■ HOW TO COMPLETE THIS TASK:
Within the records that follow, find every line containing the string "Permissão". Copy those lines.
·····
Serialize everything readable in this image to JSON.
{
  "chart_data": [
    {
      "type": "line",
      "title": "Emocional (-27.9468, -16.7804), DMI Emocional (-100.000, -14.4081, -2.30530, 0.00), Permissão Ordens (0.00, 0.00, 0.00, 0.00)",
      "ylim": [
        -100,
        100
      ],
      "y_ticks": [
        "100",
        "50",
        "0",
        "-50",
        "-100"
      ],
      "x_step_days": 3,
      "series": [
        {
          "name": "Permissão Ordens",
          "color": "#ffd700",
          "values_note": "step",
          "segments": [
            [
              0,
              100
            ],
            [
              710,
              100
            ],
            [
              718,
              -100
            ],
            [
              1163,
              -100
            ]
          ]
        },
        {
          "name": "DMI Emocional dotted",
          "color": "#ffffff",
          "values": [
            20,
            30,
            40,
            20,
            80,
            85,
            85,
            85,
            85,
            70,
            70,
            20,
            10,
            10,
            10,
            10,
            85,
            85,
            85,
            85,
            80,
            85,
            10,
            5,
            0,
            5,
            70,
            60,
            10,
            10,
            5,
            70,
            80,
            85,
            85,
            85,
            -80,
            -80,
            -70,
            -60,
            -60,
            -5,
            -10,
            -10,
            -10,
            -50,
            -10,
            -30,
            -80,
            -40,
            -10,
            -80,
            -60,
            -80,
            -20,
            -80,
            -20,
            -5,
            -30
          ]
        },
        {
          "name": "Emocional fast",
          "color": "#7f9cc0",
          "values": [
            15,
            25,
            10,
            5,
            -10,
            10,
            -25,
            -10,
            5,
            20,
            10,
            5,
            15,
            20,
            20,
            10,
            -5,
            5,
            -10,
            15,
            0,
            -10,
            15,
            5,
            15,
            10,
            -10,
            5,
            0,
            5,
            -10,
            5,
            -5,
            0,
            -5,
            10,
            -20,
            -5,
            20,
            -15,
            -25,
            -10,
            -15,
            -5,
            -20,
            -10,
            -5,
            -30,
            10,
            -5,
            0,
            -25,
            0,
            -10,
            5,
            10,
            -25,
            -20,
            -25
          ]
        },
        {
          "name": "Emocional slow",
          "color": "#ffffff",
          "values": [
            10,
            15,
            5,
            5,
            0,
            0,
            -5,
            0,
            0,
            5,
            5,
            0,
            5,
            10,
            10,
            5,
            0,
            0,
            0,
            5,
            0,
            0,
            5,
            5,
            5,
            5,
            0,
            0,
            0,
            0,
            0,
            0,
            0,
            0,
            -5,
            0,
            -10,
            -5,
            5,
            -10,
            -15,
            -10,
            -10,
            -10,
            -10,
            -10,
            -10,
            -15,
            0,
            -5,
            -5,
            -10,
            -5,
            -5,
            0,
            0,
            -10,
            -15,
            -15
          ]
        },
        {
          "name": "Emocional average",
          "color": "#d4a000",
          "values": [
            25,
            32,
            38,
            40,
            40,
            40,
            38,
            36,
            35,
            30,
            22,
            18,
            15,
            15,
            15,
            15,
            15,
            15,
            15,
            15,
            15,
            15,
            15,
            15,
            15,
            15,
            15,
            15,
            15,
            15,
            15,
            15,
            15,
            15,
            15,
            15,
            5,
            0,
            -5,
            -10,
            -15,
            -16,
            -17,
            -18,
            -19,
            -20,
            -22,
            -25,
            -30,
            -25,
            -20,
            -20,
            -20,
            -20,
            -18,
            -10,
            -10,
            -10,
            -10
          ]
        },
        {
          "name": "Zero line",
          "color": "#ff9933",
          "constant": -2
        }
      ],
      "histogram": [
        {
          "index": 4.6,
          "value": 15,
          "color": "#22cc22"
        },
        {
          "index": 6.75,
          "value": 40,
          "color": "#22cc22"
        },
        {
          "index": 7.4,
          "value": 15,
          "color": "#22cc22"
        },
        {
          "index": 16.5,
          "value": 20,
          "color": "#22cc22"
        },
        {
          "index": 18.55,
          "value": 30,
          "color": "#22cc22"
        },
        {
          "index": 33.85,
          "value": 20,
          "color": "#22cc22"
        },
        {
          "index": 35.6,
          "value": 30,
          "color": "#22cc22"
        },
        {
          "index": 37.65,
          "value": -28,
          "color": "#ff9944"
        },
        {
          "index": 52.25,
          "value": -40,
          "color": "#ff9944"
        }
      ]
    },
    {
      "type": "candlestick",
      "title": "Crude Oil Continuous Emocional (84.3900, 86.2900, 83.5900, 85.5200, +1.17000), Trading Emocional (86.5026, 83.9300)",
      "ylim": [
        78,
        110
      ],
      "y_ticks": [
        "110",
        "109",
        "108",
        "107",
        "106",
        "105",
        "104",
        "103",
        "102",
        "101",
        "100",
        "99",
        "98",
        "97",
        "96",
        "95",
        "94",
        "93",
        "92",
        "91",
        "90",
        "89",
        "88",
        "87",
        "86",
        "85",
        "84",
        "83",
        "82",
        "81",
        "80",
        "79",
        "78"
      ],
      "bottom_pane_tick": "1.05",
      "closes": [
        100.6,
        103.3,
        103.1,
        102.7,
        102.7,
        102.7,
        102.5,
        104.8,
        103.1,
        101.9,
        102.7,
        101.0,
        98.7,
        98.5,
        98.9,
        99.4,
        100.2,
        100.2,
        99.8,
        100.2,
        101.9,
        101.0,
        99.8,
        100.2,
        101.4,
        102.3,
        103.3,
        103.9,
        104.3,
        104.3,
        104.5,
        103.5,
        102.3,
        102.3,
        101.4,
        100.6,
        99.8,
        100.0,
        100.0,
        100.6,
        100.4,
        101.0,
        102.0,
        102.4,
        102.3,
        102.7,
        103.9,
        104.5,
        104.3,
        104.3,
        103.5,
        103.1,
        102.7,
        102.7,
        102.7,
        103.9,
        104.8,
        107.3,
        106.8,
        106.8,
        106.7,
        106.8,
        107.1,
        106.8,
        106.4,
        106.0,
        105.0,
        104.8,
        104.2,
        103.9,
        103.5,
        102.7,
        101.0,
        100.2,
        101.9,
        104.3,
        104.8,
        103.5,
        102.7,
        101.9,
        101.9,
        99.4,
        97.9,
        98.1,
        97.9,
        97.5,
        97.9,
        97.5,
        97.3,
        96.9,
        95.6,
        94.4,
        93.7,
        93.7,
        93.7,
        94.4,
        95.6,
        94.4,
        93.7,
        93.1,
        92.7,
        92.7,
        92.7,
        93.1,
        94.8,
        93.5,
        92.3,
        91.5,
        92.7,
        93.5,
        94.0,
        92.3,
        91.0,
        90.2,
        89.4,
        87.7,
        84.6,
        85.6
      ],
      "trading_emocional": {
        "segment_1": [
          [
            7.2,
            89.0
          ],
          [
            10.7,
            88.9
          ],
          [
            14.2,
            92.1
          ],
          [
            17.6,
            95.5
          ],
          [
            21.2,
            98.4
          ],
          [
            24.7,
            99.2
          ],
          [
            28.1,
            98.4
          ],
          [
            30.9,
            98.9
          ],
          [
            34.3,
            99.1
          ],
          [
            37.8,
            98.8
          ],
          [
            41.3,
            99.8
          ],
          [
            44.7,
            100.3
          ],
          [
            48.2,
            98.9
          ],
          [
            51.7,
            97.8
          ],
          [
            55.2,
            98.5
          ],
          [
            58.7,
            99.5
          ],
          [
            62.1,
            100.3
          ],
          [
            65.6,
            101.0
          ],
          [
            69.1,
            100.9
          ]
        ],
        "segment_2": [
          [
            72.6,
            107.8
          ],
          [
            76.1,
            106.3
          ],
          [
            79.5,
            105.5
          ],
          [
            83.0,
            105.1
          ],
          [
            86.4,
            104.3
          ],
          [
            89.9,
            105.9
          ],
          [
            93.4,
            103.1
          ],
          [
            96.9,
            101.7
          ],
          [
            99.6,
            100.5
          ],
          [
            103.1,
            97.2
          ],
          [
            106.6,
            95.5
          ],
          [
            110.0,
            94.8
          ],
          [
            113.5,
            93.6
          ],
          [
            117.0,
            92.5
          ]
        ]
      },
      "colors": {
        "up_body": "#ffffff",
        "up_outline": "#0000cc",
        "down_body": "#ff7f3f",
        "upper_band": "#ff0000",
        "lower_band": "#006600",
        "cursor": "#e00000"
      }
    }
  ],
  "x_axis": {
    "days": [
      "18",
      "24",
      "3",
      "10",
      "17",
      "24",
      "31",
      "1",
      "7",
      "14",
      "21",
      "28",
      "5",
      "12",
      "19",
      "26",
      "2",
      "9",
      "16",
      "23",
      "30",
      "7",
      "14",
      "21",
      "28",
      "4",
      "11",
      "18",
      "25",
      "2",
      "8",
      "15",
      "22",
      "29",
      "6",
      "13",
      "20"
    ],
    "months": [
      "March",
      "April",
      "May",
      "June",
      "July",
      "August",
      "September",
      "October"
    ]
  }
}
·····
■ YOUR RESPONSE:
      "title": "Emocional (-27.9468, -16.7804), DMI Emocional (-100.000, -14.4081, -2.30530, 0.00), Permissão Ordens (0.00, 0.00, 0.00, 0.00)",
          "name": "Permissão Ordens",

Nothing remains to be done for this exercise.